“The centres enable customers to engage with the brand in multiple ways, shifting from transactional retail to a more experiential and interactive one,” says Viney Singh, managing director, Fabindia. The ethnic clothing and handicrafts retailer now plans to turn a quarter of its retail space into such experiential centres, says Singh. Similarly, Taneira, Titan Company’s saris and crafts brand, is creating “experiences” at its stores. “The concept is of India under one roof and customers can get an authentic experience of the products without any glass or counters to hinder them. It’s a concept of self-service with the staff supporting the customer to understand the products,” says managing director Bhaskar Bhat, who retired on last month.
Such immersive zones have also become vital for online retailers whose customers long to size up, touch and even try the products before adding them to the cart. For innerwear brand Zivame , which went from online to brick-and-mortar in 2017, the experience studios aim to help women find the right fit and also try services such as recommendations based on body profiles. “The studios allow us to not only offer the customer a touch-and-feel experience but also to serve her in real time,” says chief executive Amisha Jain. Meanwhile, Sang, a make-up artist at cosmetics brand Nykaa’s Luxe centre at The Chanakya shopping centre in New Delhi, has his hands full. He says there is a lot of demand for makeovers from visitors. He then offers some tips: “Natural tones and glows are the trend of this season.” “Make-up is a tactile touch and feel category and the physical presence of beauty advisors has helped in building the brand. While we leverage our online database and app to understand our customers, the experiential aspect at stores, which offer make-up stations, domes and zones, help enhance the customer experience,” says Anchit Nayar, CEO-retail, Nykaa.
CEO-retail, Nykaa. Shilpa Sharma, cofounder and head of products curation at online handicrafts brand Jaypore, explains it further. “For apparel brands, an experience centre provides more visual display space while for online players, the customers can experience, see, touch and feel the products, sometimes with the help of technology, rather than perhaps actually buy them and take them home.” Though none of the apparel retailers in India appear to follow the “guideshop” model of Walmart’s online menswear brand Bonobos, online furniture retailer Pepperfry is doing just that and not getting into the business of directly selling to customers. Its furniture studios are zones for visitors to interact with staffers who are architects and interior designers.

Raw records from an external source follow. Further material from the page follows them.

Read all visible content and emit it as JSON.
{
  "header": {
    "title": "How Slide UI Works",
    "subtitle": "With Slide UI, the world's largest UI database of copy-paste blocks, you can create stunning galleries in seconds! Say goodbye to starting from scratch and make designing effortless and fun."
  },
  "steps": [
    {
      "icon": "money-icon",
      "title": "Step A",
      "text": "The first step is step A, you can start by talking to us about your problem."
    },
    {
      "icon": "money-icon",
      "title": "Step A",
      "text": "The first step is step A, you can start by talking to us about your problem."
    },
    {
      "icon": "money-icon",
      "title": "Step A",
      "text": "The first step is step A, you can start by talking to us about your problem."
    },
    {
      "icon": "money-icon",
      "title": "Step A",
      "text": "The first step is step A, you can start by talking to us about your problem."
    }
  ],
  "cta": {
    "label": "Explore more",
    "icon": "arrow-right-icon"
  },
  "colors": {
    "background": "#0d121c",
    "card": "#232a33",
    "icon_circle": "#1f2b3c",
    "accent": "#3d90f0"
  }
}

We have deployed large screens and augmented reality for product displays. Visitors can also scan the QR codes on the furniture and place them in online carts. However, there is no fulfilment since they cannot take the products home from the studio,” says chief operating officer Ashish Shah. The studios also host stand-up comedy sessions and culinary workshops to pull in more visitors. Though it is not yet clear what the returns on investment are on such experiential zones for the retailers, customers can continue to enjoy the no-pressure shopping experience.
(As published in https://economictimes.indiatimes.com/ 13 Oct 2019 )